Harden's survey result
“Everything about The Man Behind The Curtain is exciting, delivering star quality without being stuffy and dry!” – Michael O’Hare’s “genuinely exceptional and innovative” city-centre venture is “set in a basement, but a really trendy and modern one”, and he has carved his major gastronomic reputation with “serious food with a sense of fun and almost ridiculous attention to detail”. But whereas most reporters remain dazzled by his culinary pyrotechnics (not to mention the crockery!), ratings are again sapped by a minority for whom the performance is not terrible but “vastly overrated”, not helped by prices – in particular for wine – which can be a bit “galling”.
“Takes all your prejudices and chucks ’em out of the window” – Michael O’Hare’s wild and wacky city-centre four-year-old continues to astound and delight its large fan base with multi-course extravaganzas that are a total wow: “pure theatre”, with “sensational” dishes (“beautifully artistic presentations, without losing any balance of texture or flavour”) delivered by “great northern servers who cut through the potential pretension”. There’s no hiding, however, that it has put in a more mixed performance since it moved in October 2017 from the quirky rooftop space over the Flannels department store to the newly-converted basement below it, with a vocal minority of refuseniks now dragging ratings down: “not as good as it used to be…”, “more style over substance now…”, “chef seems to be playing the ‘superstar’, but the food can be disappointing”.
“The novelty of entering through Flannels menswear shop provides amusement on both the way in and out” of Michael O’Hare’s “avant garde” city-centre venture – an “airy” rooftop space over a store (and bizarrely approached through it). Its fame has spread nowadays as a “never-had-anything-like-it” experience (“if you can actually get a table”) – featuring “food as theatre” from “truly memorable” 10-course or 14-course tasting menus, all in a style that’s “gastronomic but not pompous”. “The wine-pairing is excellent too; intelligently done, and very good value”. It’s not for everyone. Even fans concede that “the food can be a bit of an assault on the senses”, and while they say that’s “in a brilliant way”, there are a few sceptics to whom it “feels a bit like Emperor’s New Clothes: too rich and with too little variation”. More commonly though, it’s judged “totally inspiring”.

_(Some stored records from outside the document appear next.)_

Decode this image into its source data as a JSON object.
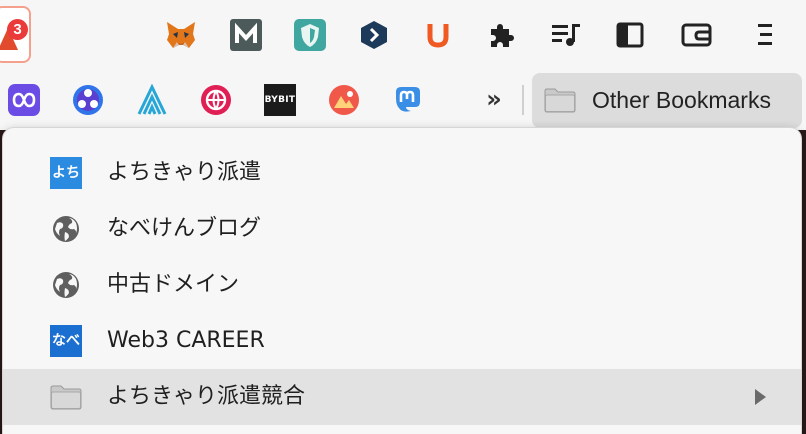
{
  "toolbar": {
    "notification_badge": "3",
    "extensions": [
      {
        "name": "metamask-icon"
      },
      {
        "name": "m-extension-icon",
        "glyph": "M",
        "color": "#4d5a5a"
      },
      {
        "name": "shield-extension-icon",
        "color": "#3fa6a0"
      },
      {
        "name": "arrow-hex-icon",
        "color": "#1e3a5a"
      },
      {
        "name": "u-extension-icon",
        "glyph": "U",
        "color": "#f05a22"
      },
      {
        "name": "puzzle-icon"
      },
      {
        "name": "playlist-icon"
      },
      {
        "name": "sidebar-toggle-icon"
      },
      {
        "name": "wallet-icon"
      },
      {
        "name": "menu-icon"
      }
    ]
  },
  "bookmarks_bar": {
    "overflow_glyph": "»",
    "other_bookmarks_label": "Other Bookmarks",
    "icons": [
      {
        "name": "infinity-icon",
        "color": "#6b4de6"
      },
      {
        "name": "triangle-orb-icon",
        "color": "#2f74e8"
      },
      {
        "name": "arch-icon",
        "color": "#27a6d8"
      },
      {
        "name": "globe-pink-icon",
        "color": "#e01f54"
      },
      {
        "name": "bybit-icon",
        "label": "BYBIT",
        "color": "#1b1b1b"
      },
      {
        "name": "nft-art-icon",
        "color": "#f0584a"
      },
      {
        "name": "mastodon-icon",
        "color": "#3a8ee6"
      }
    ]
  },
  "menu": {
    "items": [
      {
        "label": "よちきゃり派遣",
        "icon": "yochi-icon",
        "icon_text": "よち",
        "icon_color": "#2a8be0"
      },
      {
        "label": "なべけんブログ",
        "icon": "globe-icon"
      },
      {
        "label": "中古ドメイン",
        "icon": "globe-icon"
      },
      {
        "label": "Web3 CAREER",
        "icon": "nabe-icon",
        "icon_text": "なべ",
        "icon_color": "#1b6fd0"
      },
      {
        "label": "よちきゃり派遣競合",
        "icon": "folder-icon",
        "has_submenu": true
      }
    ]
  }
}
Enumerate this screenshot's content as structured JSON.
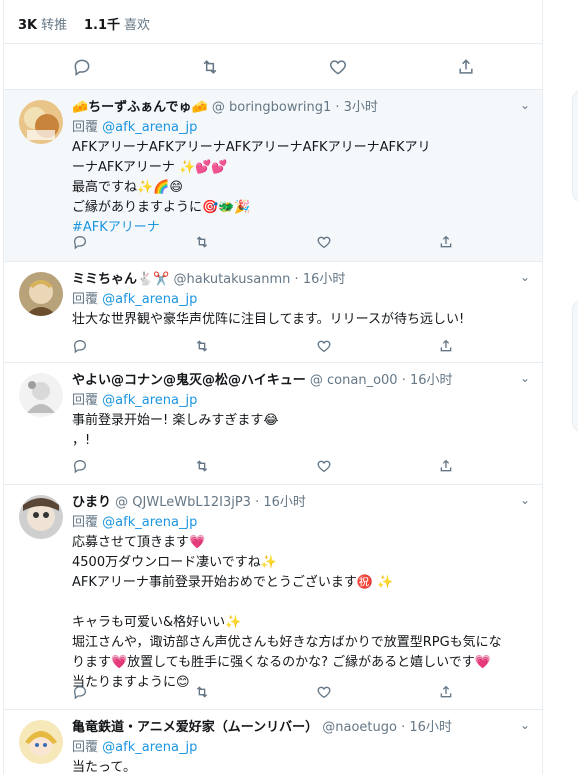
{
  "stats": {
    "retweets_count": "3K",
    "retweets_label": "转推",
    "likes_count": "1.1千",
    "likes_label": "喜欢"
  },
  "replies": [
    {
      "name": "🧀ちーずふぁんでゅ🧀",
      "handle": "@ boringbowring1",
      "sep": "·",
      "time": "3小时",
      "reply_prefix": "回覆",
      "reply_to": "@afk_arena_jp",
      "line1": "AFKアリーナAFKアリーナAFKアリーナAFKアリーナAFKアリ",
      "line2": "ーナAFKアリーナ ✨💕💕",
      "line3": "最高ですね✨🌈😄",
      "line4": "ご縁がありますように🎯🐲🎉",
      "hashtag": "#AFKアリーナ"
    },
    {
      "name": "ミミちゃん🐇✂️",
      "handle": "@hakutakusanmn",
      "sep": "·",
      "time": "16小时",
      "reply_prefix": "回覆",
      "reply_to": "@afk_arena_jp",
      "line1": "壮大な世界観や豪华声优阵に注目してます。リリースが待ち远しい!"
    },
    {
      "name": "やよい@コナン@鬼灭@松@ハイキュー",
      "handle": "@ conan_o00",
      "sep": "·",
      "time": "16小时",
      "reply_prefix": "回覆",
      "reply_to": "@afk_arena_jp",
      "line1": "事前登录开始ー! 楽しみすぎます😂",
      "line2": "，!"
    },
    {
      "name": "ひまり",
      "handle": "@ QJWLeWbL12I3jP3",
      "sep": "·",
      "time": "16小时",
      "reply_prefix": "回覆",
      "reply_to": "@afk_arena_jp",
      "line1": "応募させて頂きます💗",
      "line2": "4500万ダウンロード凄いですね✨",
      "line3": "AFKアリーナ事前登录开始おめでとうございます㊗️ ✨",
      "line4": "キャラも可爱い&格好いい✨",
      "line5": "堀江さんや，诹访部さん声优さんも好きな方ばかりで放置型RPGも気にな",
      "line6": "ります💗放置しても胜手に强くなるのかな? ご縁があると嬉しいです💗",
      "line7": "当たりますように😊"
    },
    {
      "name": "亀竜鉄道・アニメ爱好家（ムーンリバー）",
      "handle": "@naoetugo",
      "sep": "·",
      "time": "16小时",
      "reply_prefix": "回覆",
      "reply_to": "@afk_arena_jp",
      "line1": "当たって。"
    }
  ],
  "icons": [
    "reply-icon",
    "retweet-icon",
    "like-icon",
    "share-icon",
    "chevron-down-icon"
  ],
  "colors": {
    "link": "#1b95e0",
    "muted": "#657786",
    "highlight_bg": "#f5f8fa",
    "border": "#e6ecf0"
  }
}
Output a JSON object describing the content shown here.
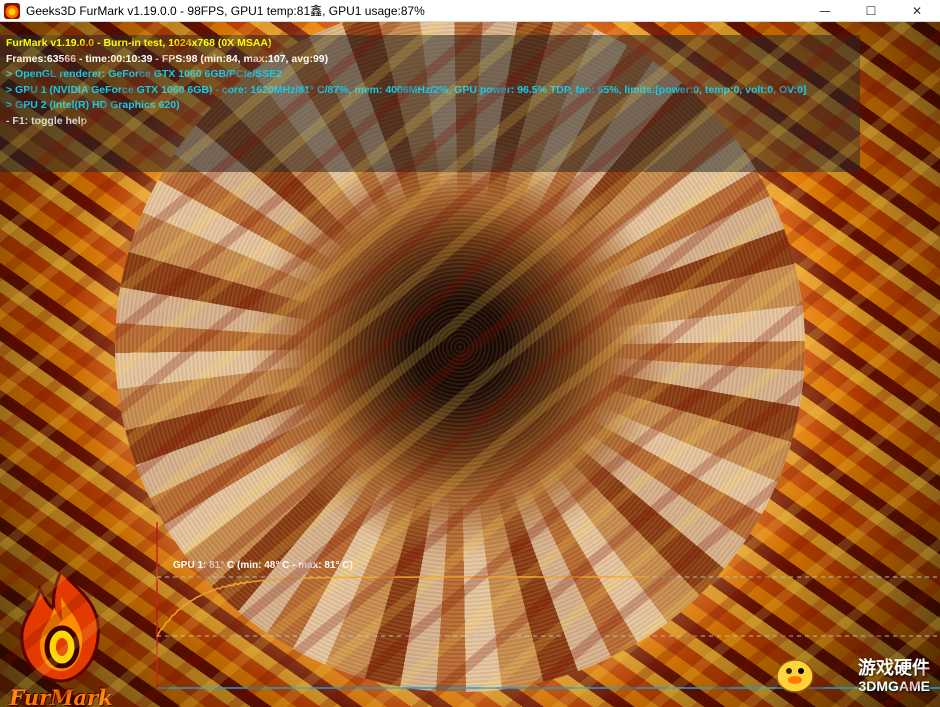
{
  "window": {
    "title": "Geeks3D FurMark v1.19.0.0 - 98FPS, GPU1 temp:81鑫, GPU1 usage:87%",
    "buttons": {
      "minimize": "—",
      "maximize": "☐",
      "close": "✕"
    }
  },
  "hud": {
    "title_line": "FurMark v1.19.0.0 - Burn-in test, 1024x768 (0X MSAA)",
    "frames_line": "Frames:63566 - time:00:10:39 - FPS:98 (min:84, max:107, avg:99)",
    "renderer_line": "> OpenGL renderer: GeForce GTX 1060 6GB/PCIe/SSE2",
    "gpu1_line": "> GPU 1 (NVIDIA GeForce GTX 1060 6GB) - core: 1620MHz/81° C/87%, mem: 4006MHz/2%, GPU power: 96.5% TDP, fan: 65%, limits:[power:0, temp:0, volt:0, OV:0]",
    "gpu2_line": "> GPU 2 (Intel(R) HD Graphics 620)",
    "help_line": "- F1: toggle help",
    "colors": {
      "title": "#ffff00",
      "info": "#19c8e6",
      "text": "#ffffff"
    }
  },
  "temp_graph": {
    "label": "GPU 1: 81° C (min: 48° C - max: 81° C)",
    "current_c": 81,
    "min_c": 48,
    "max_c": 81,
    "line_color": "#f0a030",
    "axis_color": "#1fa0d0"
  },
  "logo": {
    "text": "FurMark",
    "icon": "flame-logo-icon"
  },
  "watermark": {
    "line1": "游戏硬件",
    "line2": "3DMGAME",
    "icon": "duck-mascot-icon"
  }
}
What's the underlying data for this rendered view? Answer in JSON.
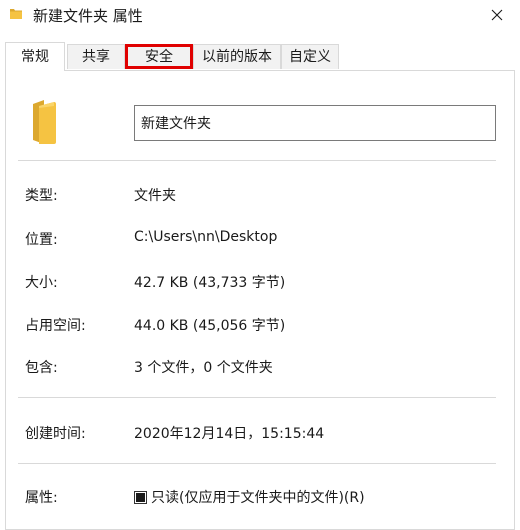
{
  "window": {
    "title": "新建文件夹 属性",
    "folder_icon": "folder-icon",
    "close_icon": "close-icon"
  },
  "tabs": [
    {
      "label": "常规",
      "active": true
    },
    {
      "label": "共享",
      "active": false
    },
    {
      "label": "安全",
      "active": false,
      "highlighted": true
    },
    {
      "label": "以前的版本",
      "active": false
    },
    {
      "label": "自定义",
      "active": false
    }
  ],
  "general": {
    "folder_name": "新建文件夹",
    "type_label": "类型:",
    "type_value": "文件夹",
    "location_label": "位置:",
    "location_value": "C:\\Users\\nn\\Desktop",
    "size_label": "大小:",
    "size_value": "42.7 KB (43,733 字节)",
    "disk_size_label": "占用空间:",
    "disk_size_value": "44.0 KB (45,056 字节)",
    "contains_label": "包含:",
    "contains_value": "3 个文件，0 个文件夹",
    "created_label": "创建时间:",
    "created_value": "2020年12月14日，15:15:44",
    "attributes_label": "属性:",
    "readonly_label": "只读(仅应用于文件夹中的文件)(R)",
    "readonly_state": "indeterminate"
  },
  "colors": {
    "highlight": "#e00000",
    "folder": "#f5c342",
    "folder_dark": "#dca82e"
  }
}
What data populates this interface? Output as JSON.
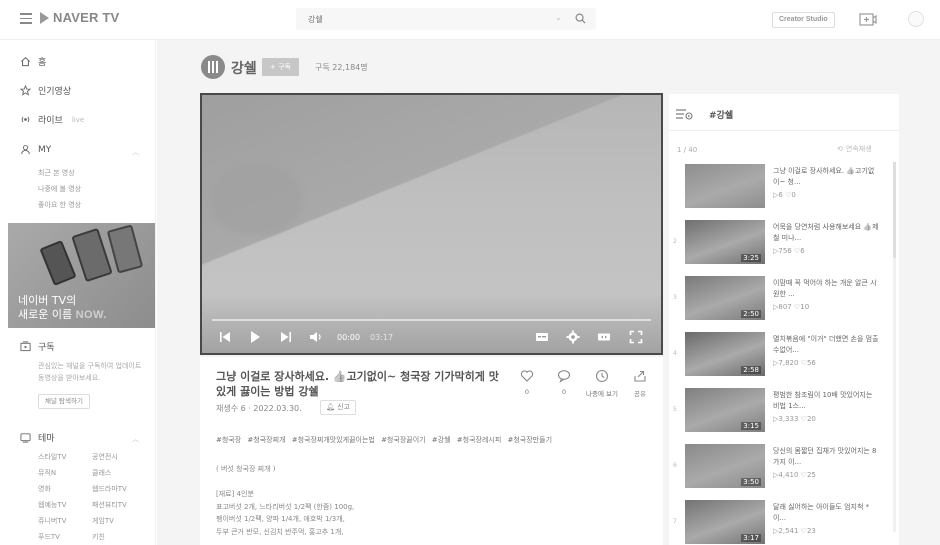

Amongst the most notable restaurants in the UK – Michael Hare’s “unforgettable and must-visit” city-centre venue is “truly unique and improving exponentially”. It’s “a barn of a room” – a rooftop space over a men’s clothes store, bizarrely entered through a shop – but service is “exemplary” and in any case you are here for the cooking: “a tour de force of whimsical and exciting food” (“some dishes reduced us to giggling schoolchildren at their brilliant audacity”) from an “utterly beguiling” menu that “superficially looks gimmicky, but what it delivers is just remarkably delicious”.
|Wine per bottle||£38.00|
Top Floor Flannels, 68-78 Vicar Ln, Leeds, LS1 7JH
|Tuesday||6 pm‑8:15 pm|
|Wednesday||6 pm‑8:15 pm|
|Thursday||6 pm‑8:15 pm|
|Friday||12:15 pm‑2 pm, 6 pm‑9:30 pm|
|Saturday||12:15 pm‑2 pm, 5 pm‑9:30 pm|